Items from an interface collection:

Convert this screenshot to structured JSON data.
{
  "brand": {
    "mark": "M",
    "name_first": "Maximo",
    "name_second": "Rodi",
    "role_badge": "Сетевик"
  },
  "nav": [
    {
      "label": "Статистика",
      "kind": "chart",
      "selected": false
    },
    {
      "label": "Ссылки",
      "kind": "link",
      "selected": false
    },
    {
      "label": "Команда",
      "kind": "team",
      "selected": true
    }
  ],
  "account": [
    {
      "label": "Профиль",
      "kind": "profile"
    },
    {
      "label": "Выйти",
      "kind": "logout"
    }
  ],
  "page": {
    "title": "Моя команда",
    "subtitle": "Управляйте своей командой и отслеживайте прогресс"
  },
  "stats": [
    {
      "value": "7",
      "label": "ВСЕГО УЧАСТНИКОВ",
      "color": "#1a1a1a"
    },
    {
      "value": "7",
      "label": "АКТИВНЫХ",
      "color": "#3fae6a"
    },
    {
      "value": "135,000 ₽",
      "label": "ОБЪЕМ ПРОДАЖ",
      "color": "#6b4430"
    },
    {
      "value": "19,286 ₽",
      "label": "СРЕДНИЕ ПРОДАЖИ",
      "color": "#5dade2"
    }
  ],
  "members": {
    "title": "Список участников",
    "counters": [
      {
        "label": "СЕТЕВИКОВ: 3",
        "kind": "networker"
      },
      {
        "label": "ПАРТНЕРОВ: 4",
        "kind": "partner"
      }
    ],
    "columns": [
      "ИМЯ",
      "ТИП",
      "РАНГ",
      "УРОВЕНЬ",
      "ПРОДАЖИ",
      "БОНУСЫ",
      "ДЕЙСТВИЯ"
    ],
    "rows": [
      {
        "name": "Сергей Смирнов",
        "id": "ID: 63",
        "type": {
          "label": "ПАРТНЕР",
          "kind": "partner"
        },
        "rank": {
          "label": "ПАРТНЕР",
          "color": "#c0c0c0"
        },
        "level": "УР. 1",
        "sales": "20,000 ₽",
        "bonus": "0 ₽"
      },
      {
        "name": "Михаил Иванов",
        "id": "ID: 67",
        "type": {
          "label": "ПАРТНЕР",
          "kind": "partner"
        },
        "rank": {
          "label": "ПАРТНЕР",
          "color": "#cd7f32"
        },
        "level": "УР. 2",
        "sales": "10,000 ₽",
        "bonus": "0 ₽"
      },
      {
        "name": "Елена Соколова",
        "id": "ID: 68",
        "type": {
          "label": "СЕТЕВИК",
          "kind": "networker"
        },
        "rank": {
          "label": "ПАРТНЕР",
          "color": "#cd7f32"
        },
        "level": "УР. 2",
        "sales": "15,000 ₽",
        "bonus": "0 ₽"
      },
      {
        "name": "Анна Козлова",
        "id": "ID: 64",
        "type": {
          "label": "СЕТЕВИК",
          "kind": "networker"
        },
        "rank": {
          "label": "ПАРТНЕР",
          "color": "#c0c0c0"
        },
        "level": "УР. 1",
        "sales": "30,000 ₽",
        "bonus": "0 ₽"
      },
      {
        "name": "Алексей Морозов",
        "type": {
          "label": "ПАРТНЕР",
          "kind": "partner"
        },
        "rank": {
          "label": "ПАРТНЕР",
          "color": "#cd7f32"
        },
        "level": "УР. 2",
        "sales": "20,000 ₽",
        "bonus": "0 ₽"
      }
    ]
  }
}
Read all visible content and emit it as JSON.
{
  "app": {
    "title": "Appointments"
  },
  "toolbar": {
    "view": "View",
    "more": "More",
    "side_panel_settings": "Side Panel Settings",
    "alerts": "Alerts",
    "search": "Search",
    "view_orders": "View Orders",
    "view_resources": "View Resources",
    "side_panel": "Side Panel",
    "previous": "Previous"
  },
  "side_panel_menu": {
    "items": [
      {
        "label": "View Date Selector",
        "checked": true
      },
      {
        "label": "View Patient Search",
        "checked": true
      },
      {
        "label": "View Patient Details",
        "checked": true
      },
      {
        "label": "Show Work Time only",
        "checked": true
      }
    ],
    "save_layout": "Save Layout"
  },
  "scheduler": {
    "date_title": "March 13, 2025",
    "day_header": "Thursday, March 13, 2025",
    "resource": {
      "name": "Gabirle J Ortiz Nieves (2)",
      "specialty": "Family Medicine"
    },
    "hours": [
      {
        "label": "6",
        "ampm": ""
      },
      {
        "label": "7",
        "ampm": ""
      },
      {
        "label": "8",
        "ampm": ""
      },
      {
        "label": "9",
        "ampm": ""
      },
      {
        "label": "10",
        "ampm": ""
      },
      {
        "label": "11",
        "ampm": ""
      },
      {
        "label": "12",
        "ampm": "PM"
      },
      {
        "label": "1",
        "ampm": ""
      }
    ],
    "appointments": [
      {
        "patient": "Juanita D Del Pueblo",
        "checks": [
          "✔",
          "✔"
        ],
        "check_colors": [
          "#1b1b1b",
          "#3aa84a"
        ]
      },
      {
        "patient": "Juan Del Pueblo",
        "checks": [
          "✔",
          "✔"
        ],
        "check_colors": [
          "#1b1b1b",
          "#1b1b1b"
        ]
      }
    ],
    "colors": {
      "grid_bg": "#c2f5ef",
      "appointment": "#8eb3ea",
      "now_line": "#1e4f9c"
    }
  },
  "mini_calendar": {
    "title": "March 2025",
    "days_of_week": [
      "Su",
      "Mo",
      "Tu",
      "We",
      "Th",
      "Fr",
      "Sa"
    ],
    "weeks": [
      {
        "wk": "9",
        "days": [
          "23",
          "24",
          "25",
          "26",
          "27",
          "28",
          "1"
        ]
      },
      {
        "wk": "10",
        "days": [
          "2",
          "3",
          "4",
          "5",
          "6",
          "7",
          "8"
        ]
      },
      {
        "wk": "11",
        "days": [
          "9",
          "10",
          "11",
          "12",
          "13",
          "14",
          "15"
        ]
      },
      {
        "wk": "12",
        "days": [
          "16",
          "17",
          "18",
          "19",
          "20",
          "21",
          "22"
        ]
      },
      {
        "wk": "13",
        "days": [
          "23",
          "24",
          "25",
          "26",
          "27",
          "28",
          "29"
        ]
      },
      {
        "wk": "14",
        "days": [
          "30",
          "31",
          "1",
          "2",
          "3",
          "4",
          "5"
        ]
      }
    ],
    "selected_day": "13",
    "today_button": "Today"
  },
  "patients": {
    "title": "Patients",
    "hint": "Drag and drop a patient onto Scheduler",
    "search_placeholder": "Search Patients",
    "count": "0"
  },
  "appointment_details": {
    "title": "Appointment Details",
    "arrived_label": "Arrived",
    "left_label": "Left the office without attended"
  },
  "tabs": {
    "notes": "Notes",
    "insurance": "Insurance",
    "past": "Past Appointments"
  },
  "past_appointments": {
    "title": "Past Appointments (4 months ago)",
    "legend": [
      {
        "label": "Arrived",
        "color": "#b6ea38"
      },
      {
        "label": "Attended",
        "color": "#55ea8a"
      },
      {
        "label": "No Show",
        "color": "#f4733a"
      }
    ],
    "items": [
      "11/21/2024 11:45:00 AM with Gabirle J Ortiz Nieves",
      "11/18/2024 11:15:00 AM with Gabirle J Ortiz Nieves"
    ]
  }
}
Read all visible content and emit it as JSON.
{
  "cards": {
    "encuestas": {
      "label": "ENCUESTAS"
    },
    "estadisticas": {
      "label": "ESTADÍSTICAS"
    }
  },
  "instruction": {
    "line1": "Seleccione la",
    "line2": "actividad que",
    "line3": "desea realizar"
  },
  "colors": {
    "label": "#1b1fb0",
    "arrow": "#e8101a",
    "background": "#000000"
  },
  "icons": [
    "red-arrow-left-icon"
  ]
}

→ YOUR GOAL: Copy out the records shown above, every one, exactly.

→ ANSWER SECTION:
Convert this screenshot to structured JSON data.
{
  "brand": {
    "mark": "M",
    "name_first": "Maximo",
    "name_second": "Rodi",
    "role_badge": "Сетевик"
  },
  "nav": [
    {
      "label": "Статистика",
      "kind": "chart",
      "selected": false
    },
    {
      "label": "Ссылки",
      "kind": "link",
      "selected": false
    },
    {
      "label": "Команда",
      "kind": "team",
      "selected": true
    }
  ],
  "account": [
    {
      "label": "Профиль",
      "kind": "profile"
    },
    {
      "label": "Выйти",
      "kind": "logout"
    }
  ],
  "page": {
    "title": "Моя команда",
    "subtitle": "Управляйте своей командой и отслеживайте прогресс"
  },
  "stats": [
    {
      "value": "7",
      "label": "ВСЕГО УЧАСТНИКОВ",
      "color": "#1a1a1a"
    },
    {
      "value": "7",
      "label": "АКТИВНЫХ",
      "color": "#3fae6a"
    },
    {
      "value": "135,000 ₽",
      "label": "ОБЪЕМ ПРОДАЖ",
      "color": "#6b4430"
    },
    {
      "value": "19,286 ₽",
      "label": "СРЕДНИЕ ПРОДАЖИ",
      "color": "#5dade2"
    }
  ],
  "members": {
    "title": "Список участников",
    "counters": [
      {
        "label": "СЕТЕВИКОВ: 3",
        "kind": "networker"
      },
      {
        "label": "ПАРТНЕРОВ: 4",
        "kind": "partner"
      }
    ],
    "columns": [
      "ИМЯ",
      "ТИП",
      "РАНГ",
      "УРОВЕНЬ",
      "ПРОДАЖИ",
      "БОНУСЫ",
      "ДЕЙСТВИЯ"
    ],
    "rows": [
      {
        "name": "Сергей Смирнов",
        "id": "ID: 63",
        "type": {
          "label": "ПАРТНЕР",
          "kind": "partner"
        },
        "rank": {
          "label": "ПАРТНЕР",
          "color": "#c0c0c0"
        },
        "level": "УР. 1",
        "sales": "20,000 ₽",
        "bonus": "0 ₽"
      },
      {
        "name": "Михаил Иванов",
        "id": "ID: 67",
        "type": {
          "label": "ПАРТНЕР",
          "kind": "partner"
        },
        "rank": {
          "label": "ПАРТНЕР",
          "color": "#cd7f32"
        },
        "level": "УР. 2",
        "sales": "10,000 ₽",
        "bonus": "0 ₽"
      },
      {
        "name": "Елена Соколова",
        "id": "ID: 68",
        "type": {
          "label": "СЕТЕВИК",
          "kind": "networker"
        },
        "rank": {
          "label": "ПАРТНЕР",
          "color": "#cd7f32"
        },
        "level": "УР. 2",
        "sales": "15,000 ₽",
        "bonus": "0 ₽"
      },
      {
        "name": "Анна Козлова",
        "id": "ID: 64",
        "type": {
          "label": "СЕТЕВИК",
          "kind": "networker"
        },
        "rank": {
          "label": "ПАРТНЕР",
          "color": "#c0c0c0"
        },
        "level": "УР. 1",
        "sales": "30,000 ₽",
        "bonus": "0 ₽"
      },
      {
        "name": "Алексей Морозов",
        "type": {
          "label": "ПАРТНЕР",
          "kind": "partner"
        },
        "rank": {
          "label": "ПАРТНЕР",
          "color": "#cd7f32"
        },
        "level": "УР. 2",
        "sales": "20,000 ₽",
        "bonus": "0 ₽"
      }
    ]
  }
}
Read all visible content and emit it as JSON.
{
  "app": {
    "title": "Appointments"
  },
  "toolbar": {
    "view": "View",
    "more": "More",
    "side_panel_settings": "Side Panel Settings",
    "alerts": "Alerts",
    "search": "Search",
    "view_orders": "View Orders",
    "view_resources": "View Resources",
    "side_panel": "Side Panel",
    "previous": "Previous"
  },
  "side_panel_menu": {
    "items": [
      {
        "label": "View Date Selector",
        "checked": true
      },
      {
        "label": "View Patient Search",
        "checked": true
      },
      {
        "label": "View Patient Details",
        "checked": true
      },
      {
        "label": "Show Work Time only",
        "checked": true
      }
    ],
    "save_layout": "Save Layout"
  },
  "scheduler": {
    "date_title": "March 13, 2025",
    "day_header": "Thursday, March 13, 2025",
    "resource": {
      "name": "Gabirle J Ortiz Nieves (2)",
      "specialty": "Family Medicine"
    },
    "hours": [
      {
        "label": "6",
        "ampm": ""
      },
      {
        "label": "7",
        "ampm": ""
      },
      {
        "label": "8",
        "ampm": ""
      },
      {
        "label": "9",
        "ampm": ""
      },
      {
        "label": "10",
        "ampm": ""
      },
      {
        "label": "11",
        "ampm": ""
      },
      {
        "label": "12",
        "ampm": "PM"
      },
      {
        "label": "1",
        "ampm": ""
      }
    ],
    "appointments": [
      {
        "patient": "Juanita D Del Pueblo",
        "checks": [
          "✔",
          "✔"
        ],
        "check_colors": [
          "#1b1b1b",
          "#3aa84a"
        ]
      },
      {
        "patient": "Juan Del Pueblo",
        "checks": [
          "✔",
          "✔"
        ],
        "check_colors": [
          "#1b1b1b",
          "#1b1b1b"
        ]
      }
    ],
    "colors": {
      "grid_bg": "#c2f5ef",
      "appointment": "#8eb3ea",
      "now_line": "#1e4f9c"
    }
  },
  "mini_calendar": {
    "title": "March 2025",
    "days_of_week": [
      "Su",
      "Mo",
      "Tu",
      "We",
      "Th",
      "Fr",
      "Sa"
    ],
    "weeks": [
      {
        "wk": "9",
        "days": [
          "23",
          "24",
          "25",
          "26",
          "27",
          "28",
          "1"
        ]
      },
      {
        "wk": "10",
        "days": [
          "2",
          "3",
          "4",
          "5",
          "6",
          "7",
          "8"
        ]
      },
      {
        "wk": "11",
        "days": [
          "9",
          "10",
          "11",
          "12",
          "13",
          "14",
          "15"
        ]
      },
      {
        "wk": "12",
        "days": [
          "16",
          "17",
          "18",
          "19",
          "20",
          "21",
          "22"
        ]
      },
      {
        "wk": "13",
        "days": [
          "23",
          "24",
          "25",
          "26",
          "27",
          "28",
          "29"
        ]
      },
      {
        "wk": "14",
        "days": [
          "30",
          "31",
          "1",
          "2",
          "3",
          "4",
          "5"
        ]
      }
    ],
    "selected_day": "13",
    "today_button": "Today"
  },
  "patients": {
    "title": "Patients",
    "hint": "Drag and drop a patient onto Scheduler",
    "search_placeholder": "Search Patients",
    "count": "0"
  },
  "appointment_details": {
    "title": "Appointment Details",
    "arrived_label": "Arrived",
    "left_label": "Left the office without attended"
  },
  "tabs": {
    "notes": "Notes",
    "insurance": "Insurance",
    "past": "Past Appointments"
  },
  "past_appointments": {
    "title": "Past Appointments (4 months ago)",
    "legend": [
      {
        "label": "Arrived",
        "color": "#b6ea38"
      },
      {
        "label": "Attended",
        "color": "#55ea8a"
      },
      {
        "label": "No Show",
        "color": "#f4733a"
      }
    ],
    "items": [
      "11/21/2024 11:45:00 AM with Gabirle J Ortiz Nieves",
      "11/18/2024 11:15:00 AM with Gabirle J Ortiz Nieves"
    ]
  }
}
Read all visible content and emit it as JSON.
{
  "cards": {
    "encuestas": {
      "label": "ENCUESTAS"
    },
    "estadisticas": {
      "label": "ESTADÍSTICAS"
    }
  },
  "instruction": {
    "line1": "Seleccione la",
    "line2": "actividad que",
    "line3": "desea realizar"
  },
  "colors": {
    "label": "#1b1fb0",
    "arrow": "#e8101a",
    "background": "#000000"
  },
  "icons": [
    "red-arrow-left-icon"
  ]
}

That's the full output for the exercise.